→ **GIVEN DATA**

--

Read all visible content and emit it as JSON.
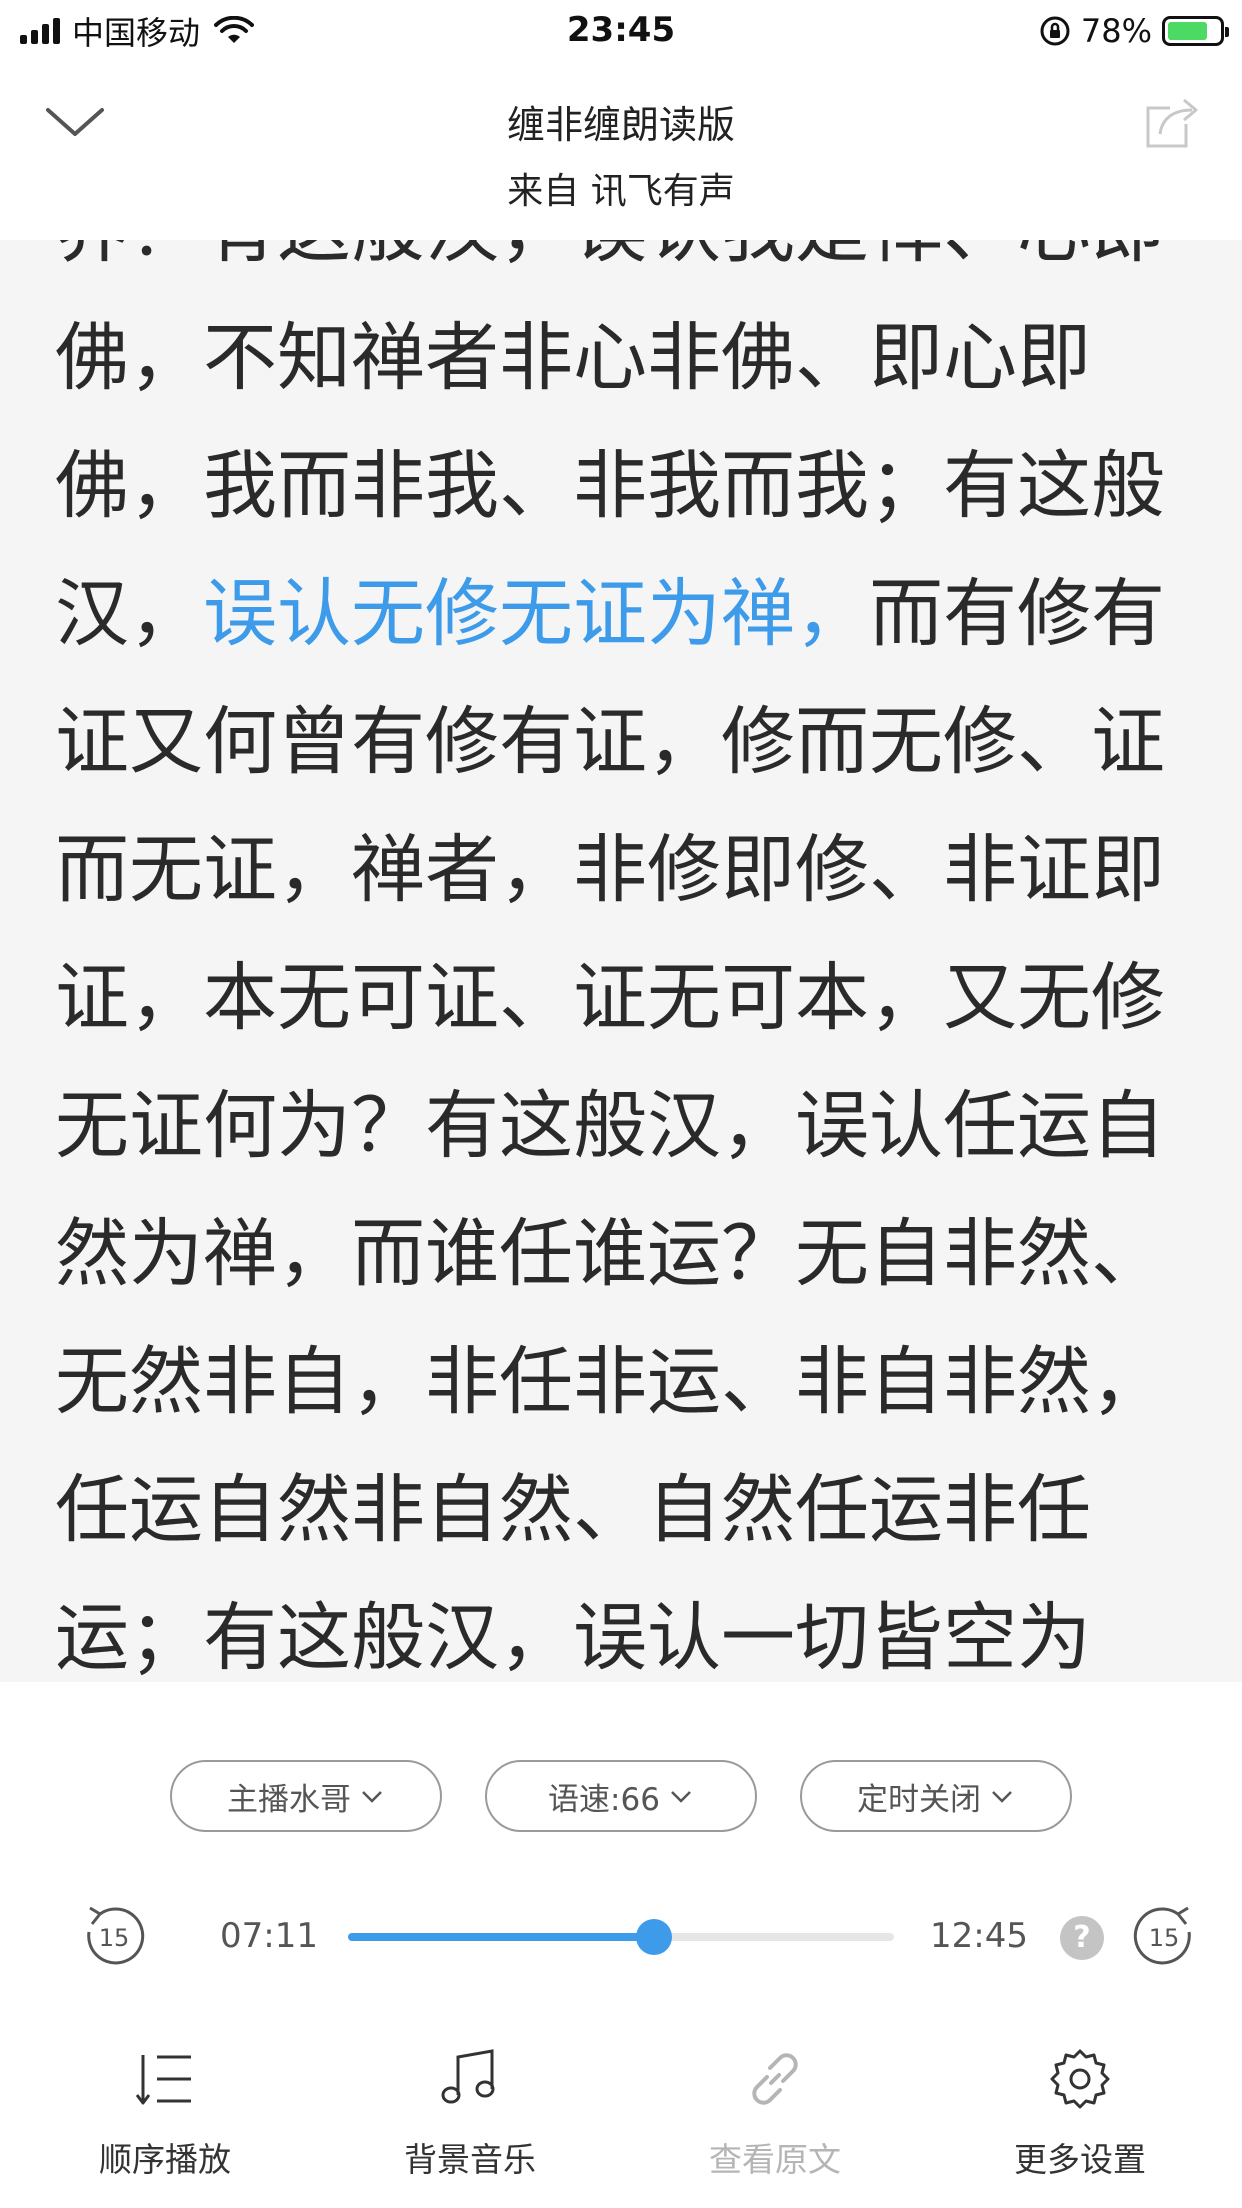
{
  "status_bar": {
    "carrier": "中国移动",
    "time": "23:45",
    "battery_percent": "78%",
    "battery_level": 0.78,
    "icons": [
      "signal-icon",
      "wifi-icon",
      "orientation-lock-icon",
      "battery-charging-icon"
    ]
  },
  "header": {
    "title": "缠非缠朗读版",
    "subtitle": "来自 讯飞有声",
    "icons": [
      "chevron-down-icon",
      "share-icon"
    ]
  },
  "reader": {
    "paragraph_before": "界？有这般汉，误认我是禅、心即佛，不知禅者非心非佛、即心即佛，我而非我、非我而我；有这般汉，",
    "highlighted": "误认无修无证为禅，",
    "paragraph_after": "而有修有证又何曾有修有证，修而无修、证而无证，禅者，非修即修、非证即证，本无可证、证无可本，又无修无证何为？有这般汉，误认任运自然为禅，而谁任谁运？无自非然、无然非自，非任非运、非自非然，任运自然非自然、自然任运非任运；有这般汉，误认一切皆空为",
    "highlight_color": "#3d9be9"
  },
  "options": {
    "anchor": "主播水哥",
    "speed": "语速:66",
    "timer": "定时关闭"
  },
  "player": {
    "current_time": "07:11",
    "total_time": "12:45",
    "progress": 0.56,
    "skip_back_seconds": "15",
    "skip_forward_seconds": "15",
    "help_symbol": "?",
    "accent_color": "#3d9be9"
  },
  "bottom_menu": {
    "order_play": "顺序播放",
    "bg_music": "背景音乐",
    "view_source": "查看原文",
    "more_settings": "更多设置"
  }
}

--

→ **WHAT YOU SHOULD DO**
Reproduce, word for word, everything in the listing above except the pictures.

→ **ANSWER SECTION**
Read all visible content and emit it as JSON.
{
  "status_bar": {
    "carrier": "中国移动",
    "time": "23:45",
    "battery_percent": "78%",
    "battery_level": 0.78,
    "icons": [
      "signal-icon",
      "wifi-icon",
      "orientation-lock-icon",
      "battery-charging-icon"
    ]
  },
  "header": {
    "title": "缠非缠朗读版",
    "subtitle": "来自 讯飞有声",
    "icons": [
      "chevron-down-icon",
      "share-icon"
    ]
  },
  "reader": {
    "paragraph_before": "界？有这般汉，误认我是禅、心即佛，不知禅者非心非佛、即心即佛，我而非我、非我而我；有这般汉，",
    "highlighted": "误认无修无证为禅，",
    "paragraph_after": "而有修有证又何曾有修有证，修而无修、证而无证，禅者，非修即修、非证即证，本无可证、证无可本，又无修无证何为？有这般汉，误认任运自然为禅，而谁任谁运？无自非然、无然非自，非任非运、非自非然，任运自然非自然、自然任运非任运；有这般汉，误认一切皆空为",
    "highlight_color": "#3d9be9"
  },
  "options": {
    "anchor": "主播水哥",
    "speed": "语速:66",
    "timer": "定时关闭"
  },
  "player": {
    "current_time": "07:11",
    "total_time": "12:45",
    "progress": 0.56,
    "skip_back_seconds": "15",
    "skip_forward_seconds": "15",
    "help_symbol": "?",
    "accent_color": "#3d9be9"
  },
  "bottom_menu": {
    "order_play": "顺序播放",
    "bg_music": "背景音乐",
    "view_source": "查看原文",
    "more_settings": "更多设置"
  }
}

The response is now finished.